Its strange to think that a lot of that knowledge of past generations is all but lost due to our ever growing dependance on MEGA stores for our food intake.  We now know less about food production and have to trust in documentaries like Food Inc and Super Size Me to hear all the gory stories.  Why not skip the horror and walk out to your own veritable grocery that only stocks what you like! 

Its a sense of independance that the Foodland's and the Metro's of the world do NOT want you to know.

In future posts, I will come back to this idea of food independance...because it relates to my pioneer fetish...yes I said it. 

Monday, October 18, 2010

In The Beginning...

So this is my very first blog entry...prepare to be amazed!
Ok, well not amazed...but quite possibly amused!

I have never blogged about anything in my life...but as my facebook gardening album will attest...I am a rambler.

ESPECIALLY about gardening!

I love gardening.  It has a zen quality about it.  I can even forget that my sons are having a waterfight within feet of my garden, if I'm deep in a weeding trance.

I have loved growing things since my early 20's...but now that I am married, with two sons and all the trappings of adulthood (mortgage and debt), I find gardening less of a hobby and more of a necessity.

My youngest son Owen eats tomatoes like apples...he loves tomatoes so much I'd swear he's about 95% lycopene and he's only 3 yrs old.  At one point I was spending, on average, $5-7 dollars a week...just on TOMATOES!  Mind you, thats winter-in-Canada prices...for the prized fruit of some other country.

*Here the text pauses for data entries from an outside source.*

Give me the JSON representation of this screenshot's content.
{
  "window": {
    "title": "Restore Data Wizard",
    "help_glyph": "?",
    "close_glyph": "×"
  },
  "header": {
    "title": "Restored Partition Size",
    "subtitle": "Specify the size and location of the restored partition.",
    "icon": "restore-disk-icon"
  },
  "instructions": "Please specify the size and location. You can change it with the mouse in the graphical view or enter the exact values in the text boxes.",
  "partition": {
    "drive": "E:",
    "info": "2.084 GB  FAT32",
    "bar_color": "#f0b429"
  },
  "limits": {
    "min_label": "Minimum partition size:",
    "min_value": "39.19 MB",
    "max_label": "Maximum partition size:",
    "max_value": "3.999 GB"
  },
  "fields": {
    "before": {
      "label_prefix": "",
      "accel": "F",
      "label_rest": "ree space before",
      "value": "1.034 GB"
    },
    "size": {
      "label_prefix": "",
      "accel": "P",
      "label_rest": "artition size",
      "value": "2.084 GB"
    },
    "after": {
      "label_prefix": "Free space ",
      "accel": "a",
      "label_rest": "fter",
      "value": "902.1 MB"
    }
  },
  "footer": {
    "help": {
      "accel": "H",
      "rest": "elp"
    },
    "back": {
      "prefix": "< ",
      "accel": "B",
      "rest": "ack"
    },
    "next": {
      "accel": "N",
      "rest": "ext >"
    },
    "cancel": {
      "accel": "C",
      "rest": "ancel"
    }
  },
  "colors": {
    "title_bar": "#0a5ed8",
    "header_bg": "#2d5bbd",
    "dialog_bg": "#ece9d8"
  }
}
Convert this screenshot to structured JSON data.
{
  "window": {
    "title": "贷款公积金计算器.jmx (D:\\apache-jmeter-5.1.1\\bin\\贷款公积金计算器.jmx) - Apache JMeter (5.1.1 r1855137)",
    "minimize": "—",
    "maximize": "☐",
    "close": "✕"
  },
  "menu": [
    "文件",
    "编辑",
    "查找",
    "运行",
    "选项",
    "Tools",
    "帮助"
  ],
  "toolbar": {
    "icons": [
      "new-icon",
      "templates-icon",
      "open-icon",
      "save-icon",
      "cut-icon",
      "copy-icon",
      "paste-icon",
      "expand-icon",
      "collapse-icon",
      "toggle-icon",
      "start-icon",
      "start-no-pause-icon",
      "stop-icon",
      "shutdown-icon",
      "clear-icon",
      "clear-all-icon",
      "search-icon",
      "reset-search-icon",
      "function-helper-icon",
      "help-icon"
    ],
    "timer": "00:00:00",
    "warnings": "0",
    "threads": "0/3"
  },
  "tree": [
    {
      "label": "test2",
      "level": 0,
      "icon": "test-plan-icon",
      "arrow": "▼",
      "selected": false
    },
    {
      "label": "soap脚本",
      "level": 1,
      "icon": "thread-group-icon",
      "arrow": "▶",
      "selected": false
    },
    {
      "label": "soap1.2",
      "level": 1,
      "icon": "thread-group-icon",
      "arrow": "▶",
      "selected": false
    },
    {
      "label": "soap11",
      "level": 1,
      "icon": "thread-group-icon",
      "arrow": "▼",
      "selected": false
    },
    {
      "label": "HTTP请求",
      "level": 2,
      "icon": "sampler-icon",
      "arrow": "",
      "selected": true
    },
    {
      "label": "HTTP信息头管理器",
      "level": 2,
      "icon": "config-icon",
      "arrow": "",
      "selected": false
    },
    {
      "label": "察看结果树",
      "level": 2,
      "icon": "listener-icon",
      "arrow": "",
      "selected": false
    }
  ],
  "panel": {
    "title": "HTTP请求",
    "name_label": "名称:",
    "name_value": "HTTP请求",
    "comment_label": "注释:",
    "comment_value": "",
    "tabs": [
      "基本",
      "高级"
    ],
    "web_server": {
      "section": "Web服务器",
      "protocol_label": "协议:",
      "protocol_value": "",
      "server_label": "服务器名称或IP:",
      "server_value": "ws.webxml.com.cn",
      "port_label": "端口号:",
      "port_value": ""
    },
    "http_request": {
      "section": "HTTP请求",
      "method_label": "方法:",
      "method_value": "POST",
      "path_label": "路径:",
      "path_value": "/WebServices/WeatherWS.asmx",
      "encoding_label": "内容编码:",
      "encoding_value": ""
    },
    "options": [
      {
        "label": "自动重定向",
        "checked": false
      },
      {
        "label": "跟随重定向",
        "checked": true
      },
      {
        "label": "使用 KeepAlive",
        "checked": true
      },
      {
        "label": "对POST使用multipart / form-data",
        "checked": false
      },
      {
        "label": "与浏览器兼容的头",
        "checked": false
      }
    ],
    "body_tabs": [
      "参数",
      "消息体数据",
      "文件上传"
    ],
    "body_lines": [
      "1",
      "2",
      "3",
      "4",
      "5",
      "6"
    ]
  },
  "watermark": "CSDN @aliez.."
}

In this day and age, I'm surprised I don't find more people who garden...but times being what they are...and peoples schedules being what they are...I can see why gardening is just another thing that needs to fit into your life.

Personally, I find that gardening IS life.  Its live or die attitude is a lot like life.  You can work your hardest and take all the time and care in the world...and your garden (like life) will turn out how it likes...rather than how you planned it.

So thats my bit for my first entry.

Stay tuned...we're busy prepping our garden for the winter time...